Searching this phrase turns up some interesting results on Google. I’m not the only one feeling nostalgic at the moment. Lockdown is having a big effect on people, creating mental space for reflection, and for many, nostalgia is proving to be an effective coping mechanism as we try to process the daily death tolls.

I’ve always enjoyed the experience of nostalgia. That bittersweet feeling of happy memories mixed with a sense of time lost forever. When the UK went into lockdown at the end of March, it didn’t take me long to start losing myself in daydreams about the past.

It all started when I had to write a few simple Java programs to help me understand a technical issue I was having at work. I haven’t been a programmer for many years, and writing code again felt very therapeutic. It reminded me of my younger self, my first computer, my first job, the old Apricot Xen I used at the office back then, and of course the freedom I enjoyed from earning my own money.

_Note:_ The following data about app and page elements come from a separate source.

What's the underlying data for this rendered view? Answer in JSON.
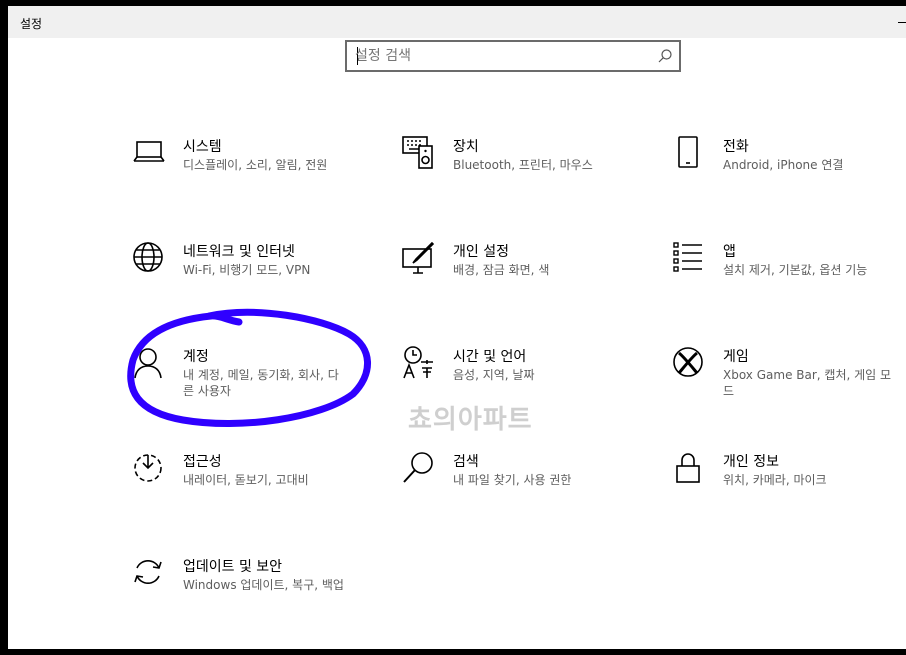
{
  "window": {
    "title": "설정"
  },
  "search": {
    "placeholder": "설정 검색"
  },
  "tiles": [
    {
      "title": "시스템",
      "subtitle": "디스플레이, 소리, 알림, 전원",
      "icon": "laptop-icon"
    },
    {
      "title": "장치",
      "subtitle": "Bluetooth, 프린터, 마우스",
      "icon": "devices-icon"
    },
    {
      "title": "전화",
      "subtitle": "Android, iPhone 연결",
      "icon": "phone-icon"
    },
    {
      "title": "네트워크 및 인터넷",
      "subtitle": "Wi-Fi, 비행기 모드, VPN",
      "icon": "globe-icon"
    },
    {
      "title": "개인 설정",
      "subtitle": "배경, 잠금 화면, 색",
      "icon": "personalization-icon"
    },
    {
      "title": "앱",
      "subtitle": "설치 제거, 기본값, 옵션 기능",
      "icon": "apps-icon"
    },
    {
      "title": "계정",
      "subtitle": "내 계정, 메일, 동기화, 회사, 다른 사용자",
      "icon": "person-icon"
    },
    {
      "title": "시간 및 언어",
      "subtitle": "음성, 지역, 날짜",
      "icon": "time-language-icon"
    },
    {
      "title": "게임",
      "subtitle": "Xbox Game Bar, 캡처, 게임 모드",
      "icon": "xbox-icon"
    },
    {
      "title": "접근성",
      "subtitle": "내레이터, 돋보기, 고대비",
      "icon": "ease-of-access-icon"
    },
    {
      "title": "검색",
      "subtitle": "내 파일 찾기, 사용 권한",
      "icon": "search-icon"
    },
    {
      "title": "개인 정보",
      "subtitle": "위치, 카메라, 마이크",
      "icon": "lock-icon"
    },
    {
      "title": "업데이트 및 보안",
      "subtitle": "Windows 업데이트, 복구, 백업",
      "icon": "update-icon"
    }
  ],
  "watermark": "쵸의아파트",
  "annotation": {
    "color": "#2f00ff"
  }
}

Lots of memories from that time started coming back to me, probably because my mind had room to wander instead of worrying whether the Central Line was running, or whether my train would leave Euston on time come Thursday afternoon.

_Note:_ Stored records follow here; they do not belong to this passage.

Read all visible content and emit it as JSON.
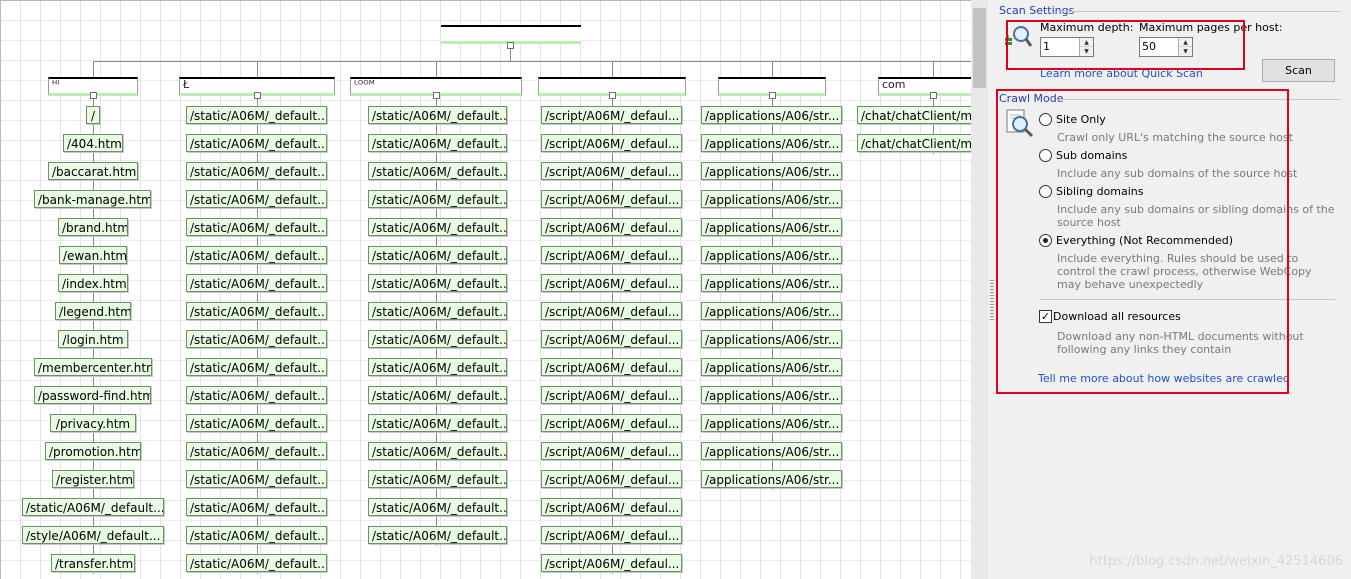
{
  "tree": {
    "root_label": "",
    "columns": [
      {
        "header": "ᴴᴵ",
        "nodes": [
          "/",
          "/404.htm",
          "/baccarat.htm",
          "/bank-manage.htm",
          "/brand.htm",
          "/ewan.htm",
          "/index.htm",
          "/legend.htm",
          "/login.htm",
          "/membercenter.htm",
          "/password-find.htm",
          "/privacy.htm",
          "/promotion.htm",
          "/register.htm",
          "/static/A06M/_default...",
          "/style/A06M/_default...",
          "/transfer.htm"
        ]
      },
      {
        "header": "Ł",
        "nodes": [
          "/static/A06M/_default...",
          "/static/A06M/_default...",
          "/static/A06M/_default...",
          "/static/A06M/_default...",
          "/static/A06M/_default...",
          "/static/A06M/_default...",
          "/static/A06M/_default...",
          "/static/A06M/_default...",
          "/static/A06M/_default...",
          "/static/A06M/_default...",
          "/static/A06M/_default...",
          "/static/A06M/_default...",
          "/static/A06M/_default...",
          "/static/A06M/_default...",
          "/static/A06M/_default...",
          "/static/A06M/_default...",
          "/static/A06M/_default..."
        ]
      },
      {
        "header": "ᴸᴼᴼᴹ",
        "nodes": [
          "/static/A06M/_default...",
          "/static/A06M/_default...",
          "/static/A06M/_default...",
          "/static/A06M/_default...",
          "/static/A06M/_default...",
          "/static/A06M/_default...",
          "/static/A06M/_default...",
          "/static/A06M/_default...",
          "/static/A06M/_default...",
          "/static/A06M/_default...",
          "/static/A06M/_default...",
          "/static/A06M/_default...",
          "/static/A06M/_default...",
          "/static/A06M/_default...",
          "/static/A06M/_default...",
          "/static/A06M/_default..."
        ]
      },
      {
        "header": "",
        "nodes": [
          "/script/A06M/_defaul...",
          "/script/A06M/_defaul...",
          "/script/A06M/_defaul...",
          "/script/A06M/_defaul...",
          "/script/A06M/_defaul...",
          "/script/A06M/_defaul...",
          "/script/A06M/_defaul...",
          "/script/A06M/_defaul...",
          "/script/A06M/_defaul...",
          "/script/A06M/_defaul...",
          "/script/A06M/_defaul...",
          "/script/A06M/_defaul...",
          "/script/A06M/_defaul...",
          "/script/A06M/_defaul...",
          "/script/A06M/_defaul...",
          "/script/A06M/_defaul...",
          "/script/A06M/_defaul..."
        ]
      },
      {
        "header": "",
        "nodes": [
          "/applications/A06/str...",
          "/applications/A06/str...",
          "/applications/A06/str...",
          "/applications/A06/str...",
          "/applications/A06/str...",
          "/applications/A06/str...",
          "/applications/A06/str...",
          "/applications/A06/str...",
          "/applications/A06/str...",
          "/applications/A06/str...",
          "/applications/A06/str...",
          "/applications/A06/str...",
          "/applications/A06/str...",
          "/applications/A06/str..."
        ]
      },
      {
        "header": "com",
        "nodes": [
          "/chat/chatClient/mo",
          "/chat/chatClient/mo"
        ]
      }
    ]
  },
  "scan_settings": {
    "title": "Scan Settings",
    "max_depth_label": "Maximum depth:",
    "max_depth_value": "1",
    "max_pages_label": "Maximum pages per host:",
    "max_pages_value": "50",
    "learn_more_link": "Learn more about Quick Scan",
    "scan_button": "Scan"
  },
  "crawl_mode": {
    "title": "Crawl Mode",
    "options": [
      {
        "label": "Site Only",
        "desc": "Crawl only URL's matching the source host",
        "selected": false
      },
      {
        "label": "Sub domains",
        "desc": "Include any sub domains of the source host",
        "selected": false
      },
      {
        "label": "Sibling domains",
        "desc": "Include any sub domains or sibling domains of the source host",
        "selected": false
      },
      {
        "label": "Everything (Not Recommended)",
        "desc": "Include everything. Rules should be used to control the crawl process, otherwise WebCopy may behave unexpectedly",
        "selected": true
      }
    ],
    "download_all_label": "Download all resources",
    "download_all_checked": true,
    "download_all_desc": "Download any non-HTML documents without following any links they contain",
    "tell_me_more_link": "Tell me more about how websites are crawled"
  },
  "watermark": "https://blog.csdn.net/weixin_42514606",
  "colors": {
    "highlight_box": "#e0001b",
    "link": "#1f52c9",
    "group_title": "#1f3fa8",
    "node_fill": "#e8fbe3"
  }
}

Lockdown has been easing for a few weeks now in the UK, but my feelings of nostalgia haven’t.

Some of my memories have been so powerful I wanted to record them, so I started writing a semi-autobiographical story. A scene I wrote recently was a simple recollection of my weekly trips out to a local branch of Kentucky Fried Chicken, and the friends I went with. I was surprised at how much detail I could recall when I thought about it. I could remember snippets of conversation, songs on the car stereo, my friends singing along to evocative tunes from my youth.

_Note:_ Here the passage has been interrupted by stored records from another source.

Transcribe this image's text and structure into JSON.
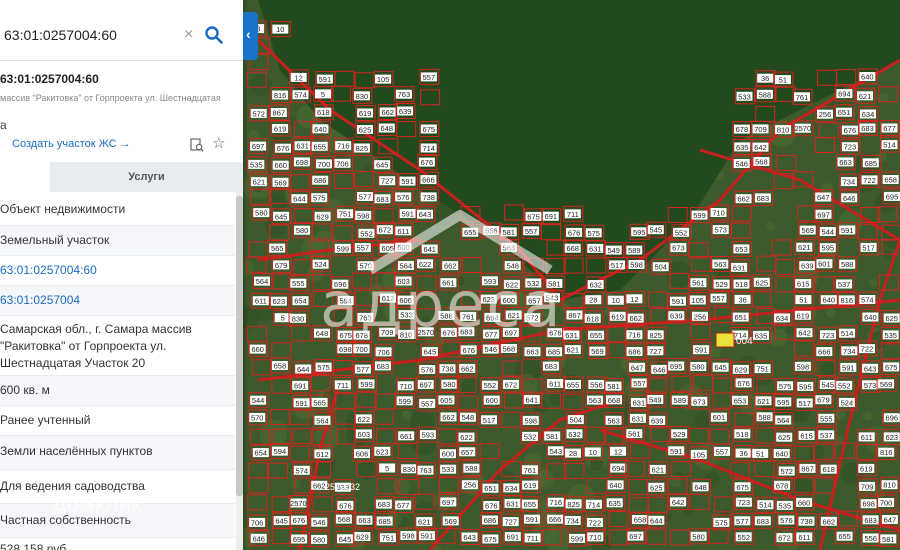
{
  "search": {
    "value": "63:01:0257004:60",
    "clear_icon": "×",
    "search_icon": "search-icon"
  },
  "panel": {
    "collapse_icon": "‹",
    "title": "63:01:0257004:60",
    "address_short": "массив \"Ракитовка\" от Горпроекта ул. Шестнадцатая",
    "letter": "а",
    "create_link": "Создать участок ЖС →",
    "star_icon": "☆",
    "tab_services": "Услуги",
    "rows": [
      {
        "text": "Объект недвижимости"
      },
      {
        "text": "Земельный участок"
      },
      {
        "text": "63:01:0257004:60"
      },
      {
        "text": "63:01:0257004"
      },
      {
        "text": "Самарская обл., г. Самара массив \"Ракитовка\" от Горпроекта ул. Шестнадцатая Участок 20"
      },
      {
        "text": "600 кв. м"
      },
      {
        "text": "Ранее учтенный"
      },
      {
        "text": "Земли населённых пунктов"
      },
      {
        "text": "Для ведения садоводства"
      },
      {
        "text": "Частная собственность"
      },
      {
        "text": "528 158 руб."
      }
    ]
  },
  "watermarks": {
    "domclick": "Домклик",
    "adresa": "адреса"
  },
  "map": {
    "parcel_labels": [
      "28",
      "10",
      "12",
      "591",
      "105",
      "557",
      "36",
      "51",
      "640",
      "816",
      "574",
      "5",
      "830",
      "763",
      "533",
      "588",
      "761",
      "694",
      "621",
      "572",
      "867",
      "618",
      "619",
      "662",
      "639",
      "256",
      "651",
      "634",
      "619",
      "640",
      "625",
      "648",
      "675",
      "678",
      "709",
      "810",
      "2570",
      "676",
      "683",
      "677",
      "697",
      "676",
      "631",
      "655",
      "716",
      "825",
      "714",
      "635",
      "642",
      "723",
      "514",
      "535",
      "660",
      "698",
      "700",
      "706",
      "645",
      "676",
      "546",
      "568",
      "663",
      "685",
      "621",
      "569",
      "686",
      "727",
      "591",
      "666",
      "734",
      "722",
      "658",
      "644",
      "575",
      "577",
      "683",
      "576",
      "738",
      "662",
      "683",
      "647",
      "646",
      "695",
      "580",
      "645",
      "629",
      "751",
      "598",
      "591",
      "643",
      "675",
      "691",
      "711",
      "599",
      "710",
      "697",
      "580",
      "552",
      "672",
      "611",
      "655",
      "556",
      "581",
      "557",
      "676",
      "575",
      "595",
      "545",
      "552",
      "573",
      "569",
      "544",
      "591",
      "565",
      "599",
      "557",
      "605",
      "600",
      "641",
      "563",
      "668",
      "631",
      "549",
      "589",
      "673",
      "653",
      "621",
      "595",
      "517",
      "679",
      "524",
      "570",
      "564",
      "622",
      "662",
      "548",
      "517",
      "598",
      "504",
      "563",
      "631",
      "639",
      "601",
      "588",
      "564",
      "555",
      "696",
      "603",
      "661",
      "593",
      "622",
      "532",
      "581",
      "632",
      "561",
      "529",
      "518",
      "625",
      "615",
      "537",
      "611",
      "623",
      "654",
      "594",
      "612",
      "606",
      "623",
      "600",
      "657",
      "543"
    ],
    "selected_label": "004",
    "overlay_label": "2570032"
  }
}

A day after writing the scene I was driving to my first riding lesson in nearly ten weeks when my iPhone decided to shuffle play The Boy With The Thorn in His Side by The Smiths. So many emotions hit me at once. I burst into tears.

Nostalgia is a powerful thing. It can make us happy, but at the same time make us sad. That’s what makes it so special. It’s not just the act of reminiscing, it’s a feeling, an experience in itself. Definitely something worth bottling.